- Quantifiable: Validates variant calls against known reference materials developed by the Genome in a Bottle consortium. The bcbio.variation toolkit automates scoring and assessment of calls to identify regressions in variant identification as calling pipelines evolve. Incorporation of multiple variant calling approaches from Broad’s GATK best practices and the Marth lab’s gkno software enables informed comparisons between current and future algorithms.
- Scalable: bcbio-nextgen handles large population studies with hundreds of whole genome samples by parallelizing on a wide variety of schedulers and multicore machines, setting up different ad hoc cluster configurations for each workflow step. Work in progress includes integration with virtual environments, including Amazon Web Services and OpenStack.
- Accessible: Results automatically feed into tools for query and investigation of variants. The GEMINI framework provides a queryable database associating variants with a wide variety of genome annotations. The o8 web-based tool visualizes the work of variant prioritization and assessment.
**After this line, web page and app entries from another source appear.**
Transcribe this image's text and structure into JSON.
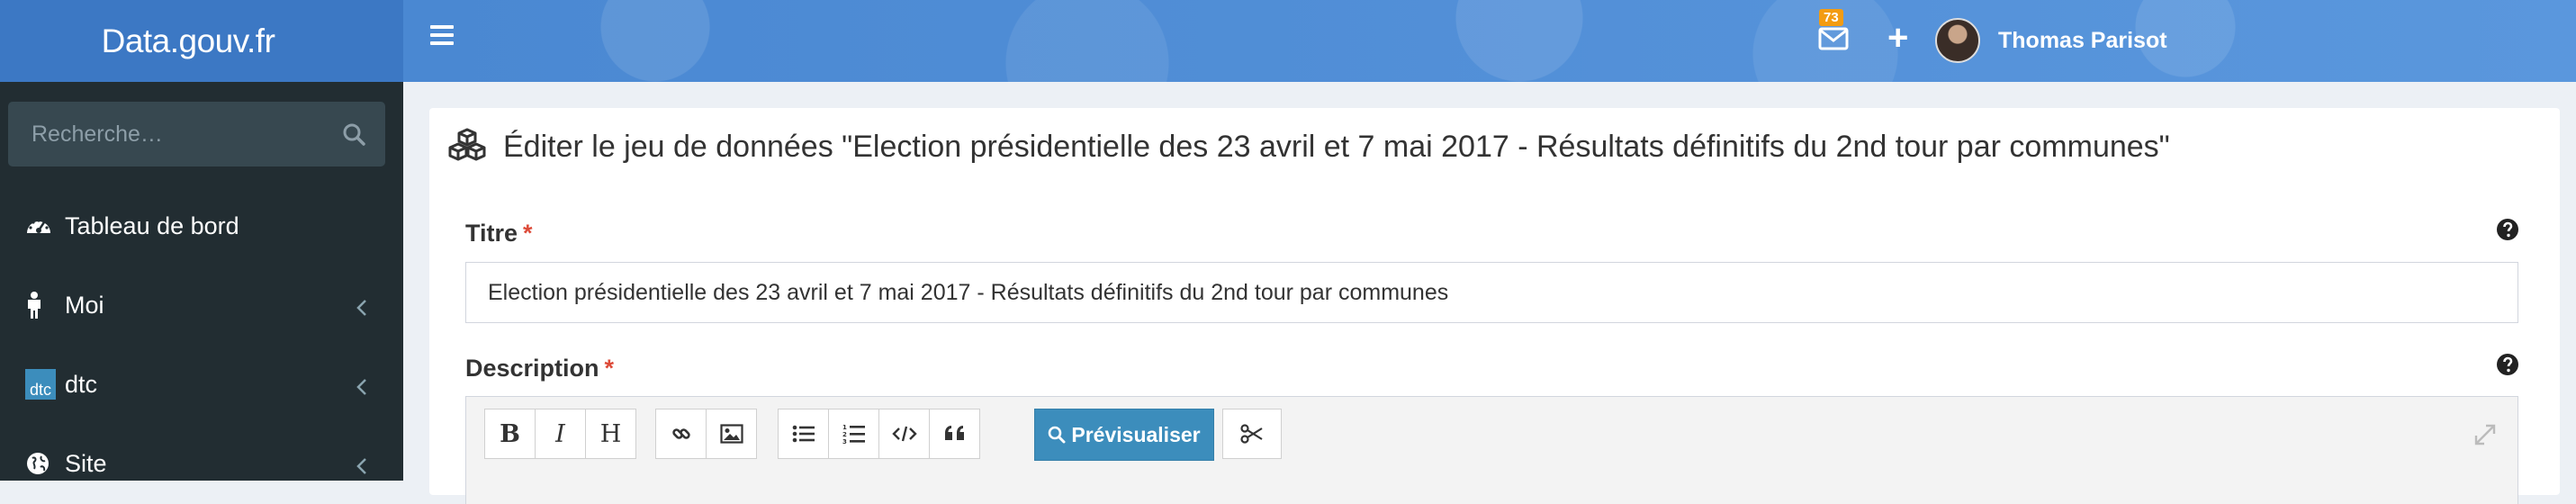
{
  "brand": {
    "name": "Data.gouv.fr"
  },
  "topbar": {
    "menu_icon": "hamburger-icon",
    "mail_badge": "73",
    "mail_icon": "envelope-icon",
    "add_icon": "plus-icon",
    "add_label": "+",
    "user_name": "Thomas Parisot"
  },
  "sidebar": {
    "search_placeholder": "Recherche…",
    "search_icon": "search-icon",
    "items": [
      {
        "label": "Tableau de bord",
        "icon": "dashboard-icon",
        "has_chevron": false
      },
      {
        "label": "Moi",
        "icon": "person-icon",
        "has_chevron": true
      },
      {
        "label": "dtc",
        "icon": "dtc-org-icon",
        "icon_text": "dtc",
        "has_chevron": true
      },
      {
        "label": "Site",
        "icon": "globe-icon",
        "has_chevron": true
      }
    ]
  },
  "page": {
    "header_icon": "cubes-icon",
    "title": "Éditer le jeu de données \"Election présidentielle des 23 avril et 7 mai 2017 - Résultats définitifs du 2nd tour par communes\"",
    "title_field": {
      "label": "Titre",
      "required_mark": "*",
      "value": "Election présidentielle des 23 avril et 7 mai 2017 - Résultats définitifs du 2nd tour par communes"
    },
    "description_field": {
      "label": "Description",
      "required_mark": "*"
    },
    "editor_toolbar": {
      "bold": "B",
      "italic": "I",
      "heading": "H",
      "preview_label": "Prévisualiser"
    }
  },
  "colors": {
    "brand_bg": "#3c78c4",
    "navbar_bg": "#4b8bd6",
    "sidebar_bg": "#222d32",
    "primary_button": "#3c8dbc",
    "badge": "#f39c12",
    "required": "#dd4b39"
  }
}
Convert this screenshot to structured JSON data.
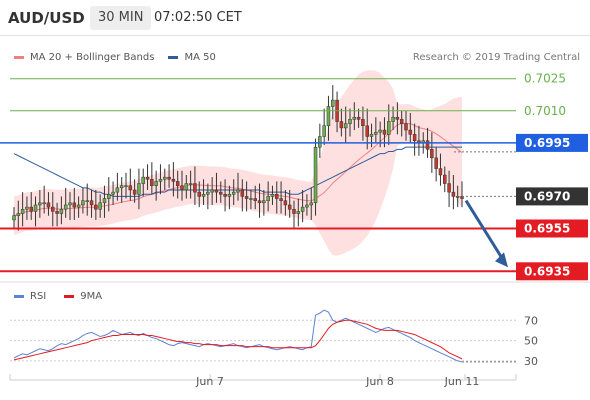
{
  "header": {
    "pair": "AUD/USD",
    "interval": "30 MIN",
    "time": "07:02:50 CET"
  },
  "legend": {
    "bollinger_label": "MA 20 + Bollinger Bands",
    "ma50_label": "MA 50",
    "research": "Research © 2019 Trading Central"
  },
  "rsi_legend": {
    "rsi_label": "RSI",
    "ma9_label": "9MA"
  },
  "colors": {
    "bollinger": "#f08080",
    "bollinger_fill": "#fdd5d5",
    "ma50": "#2f5d9a",
    "up_candle": "#6ab04c",
    "down_candle": "#c0392b",
    "wick": "#333333",
    "pivot_blue": "#1f5fe0",
    "support_red": "#e31b23",
    "resistance_green": "#6ab04c",
    "current_box": "#333333",
    "arrow": "#2f5d9a",
    "rsi": "#5b84d6",
    "rsi_ma": "#e31b23"
  },
  "chart_data": [
    {
      "type": "candlestick",
      "title": "AUD/USD 30 MIN",
      "x_ticks": [
        "Jun 7",
        "Jun 8",
        "Jun 11"
      ],
      "ylim": [
        0.693,
        0.703
      ],
      "levels": [
        {
          "value": 0.7025,
          "label": "0.7025",
          "kind": "resistance"
        },
        {
          "value": 0.701,
          "label": "0.7010",
          "kind": "resistance"
        },
        {
          "value": 0.6995,
          "label": "0.6995",
          "kind": "pivot"
        },
        {
          "value": 0.697,
          "label": "0.6970",
          "kind": "current"
        },
        {
          "value": 0.6955,
          "label": "0.6955",
          "kind": "support"
        },
        {
          "value": 0.6935,
          "label": "0.6935",
          "kind": "support"
        }
      ],
      "closes": [
        0.6961,
        0.6962,
        0.6964,
        0.6965,
        0.6963,
        0.6966,
        0.6967,
        0.6967,
        0.6965,
        0.6963,
        0.6962,
        0.6964,
        0.6966,
        0.6967,
        0.6965,
        0.6966,
        0.6968,
        0.6968,
        0.6966,
        0.6964,
        0.6967,
        0.6969,
        0.6971,
        0.6972,
        0.6974,
        0.6975,
        0.6975,
        0.6973,
        0.6971,
        0.6976,
        0.6979,
        0.6978,
        0.6975,
        0.6977,
        0.6978,
        0.6979,
        0.6978,
        0.6977,
        0.6975,
        0.6973,
        0.6976,
        0.6976,
        0.6972,
        0.697,
        0.6971,
        0.6972,
        0.6973,
        0.6972,
        0.6971,
        0.697,
        0.6971,
        0.6972,
        0.6973,
        0.697,
        0.6969,
        0.6969,
        0.6968,
        0.6967,
        0.6968,
        0.697,
        0.6971,
        0.6969,
        0.6968,
        0.6966,
        0.6964,
        0.6962,
        0.6963,
        0.6965,
        0.6966,
        0.6967,
        0.6993,
        0.6998,
        0.7003,
        0.7012,
        0.7015,
        0.7005,
        0.7002,
        0.7004,
        0.7006,
        0.7007,
        0.7006,
        0.7003,
        0.6998,
        0.6999,
        0.7,
        0.7001,
        0.6999,
        0.7005,
        0.7007,
        0.7006,
        0.7004,
        0.7001,
        0.6999,
        0.6996,
        0.6995,
        0.6996,
        0.6992,
        0.6988,
        0.6983,
        0.698,
        0.6976,
        0.6972,
        0.697,
        0.697,
        0.6969
      ],
      "ma50": [
        0.699,
        0.6989,
        0.6988,
        0.6987,
        0.6986,
        0.6985,
        0.6984,
        0.6983,
        0.6982,
        0.6981,
        0.698,
        0.6979,
        0.6978,
        0.6977,
        0.6976,
        0.6975,
        0.6974,
        0.6974,
        0.6973,
        0.6972,
        0.6972,
        0.6971,
        0.6971,
        0.697,
        0.697,
        0.697,
        0.697,
        0.697,
        0.697,
        0.697,
        0.6971,
        0.6971,
        0.6971,
        0.6972,
        0.6972,
        0.6972,
        0.6973,
        0.6973,
        0.6973,
        0.6973,
        0.6973,
        0.6973,
        0.6973,
        0.6973,
        0.6973,
        0.6973,
        0.6973,
        0.6973,
        0.6973,
        0.6973,
        0.6973,
        0.6973,
        0.6973,
        0.6973,
        0.6973,
        0.6973,
        0.6973,
        0.6973,
        0.6972,
        0.6972,
        0.6972,
        0.6972,
        0.6972,
        0.6972,
        0.6971,
        0.6971,
        0.6971,
        0.6972,
        0.6973,
        0.6974,
        0.6975,
        0.6976,
        0.6977,
        0.6978,
        0.6979,
        0.698,
        0.6981,
        0.6982,
        0.6983,
        0.6984,
        0.6985,
        0.6986,
        0.6987,
        0.6988,
        0.6989,
        0.699,
        0.699,
        0.6991,
        0.6991,
        0.6992,
        0.6992,
        0.6993,
        0.6993,
        0.6993,
        0.6993,
        0.6993,
        0.6993,
        0.6993,
        0.6993,
        0.6993,
        0.6993,
        0.6993,
        0.6993,
        0.6993,
        0.6993
      ],
      "forecast_arrow": {
        "from": 0.6969,
        "to": 0.6935
      }
    },
    {
      "type": "line",
      "title": "RSI",
      "ylim": [
        25,
        85
      ],
      "y_ticks": [
        30,
        50,
        70
      ],
      "series": [
        {
          "name": "RSI",
          "values": [
            33,
            35,
            37,
            36,
            38,
            40,
            42,
            41,
            40,
            42,
            45,
            47,
            46,
            48,
            50,
            52,
            55,
            57,
            58,
            56,
            54,
            55,
            57,
            60,
            58,
            56,
            57,
            58,
            56,
            55,
            57,
            55,
            53,
            52,
            50,
            48,
            46,
            45,
            47,
            48,
            47,
            46,
            45,
            44,
            46,
            47,
            46,
            45,
            44,
            45,
            46,
            47,
            45,
            44,
            43,
            44,
            45,
            46,
            44,
            43,
            42,
            41,
            42,
            43,
            44,
            43,
            42,
            41,
            43,
            44,
            75,
            77,
            80,
            78,
            70,
            68,
            70,
            72,
            70,
            68,
            66,
            64,
            62,
            60,
            58,
            60,
            62,
            63,
            61,
            59,
            57,
            55,
            53,
            50,
            48,
            46,
            44,
            42,
            40,
            38,
            36,
            34,
            32,
            30,
            29
          ]
        },
        {
          "name": "9MA",
          "values": [
            31,
            32,
            33,
            34,
            35,
            36,
            37,
            38,
            39,
            40,
            41,
            42,
            43,
            44,
            45,
            46,
            47,
            48,
            50,
            51,
            52,
            53,
            54,
            55,
            55,
            56,
            56,
            56,
            56,
            56,
            56,
            55,
            55,
            54,
            53,
            52,
            51,
            50,
            49,
            49,
            48,
            48,
            47,
            47,
            46,
            46,
            46,
            46,
            45,
            45,
            45,
            45,
            45,
            45,
            44,
            44,
            44,
            44,
            44,
            44,
            43,
            43,
            43,
            43,
            43,
            43,
            43,
            43,
            43,
            43,
            45,
            50,
            56,
            62,
            66,
            68,
            69,
            70,
            70,
            69,
            68,
            67,
            66,
            64,
            62,
            61,
            60,
            60,
            60,
            60,
            59,
            58,
            57,
            56,
            54,
            52,
            50,
            48,
            46,
            44,
            41,
            38,
            36,
            34,
            32
          ]
        }
      ]
    }
  ]
}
- Community developed: bcbio-nextgen is widely used in multiple sequencing centers and research laboratories. We actively encourage contributors to the code base and make it easy to get started with a fully automated installer and updater that prepares all third party software and reference genomes.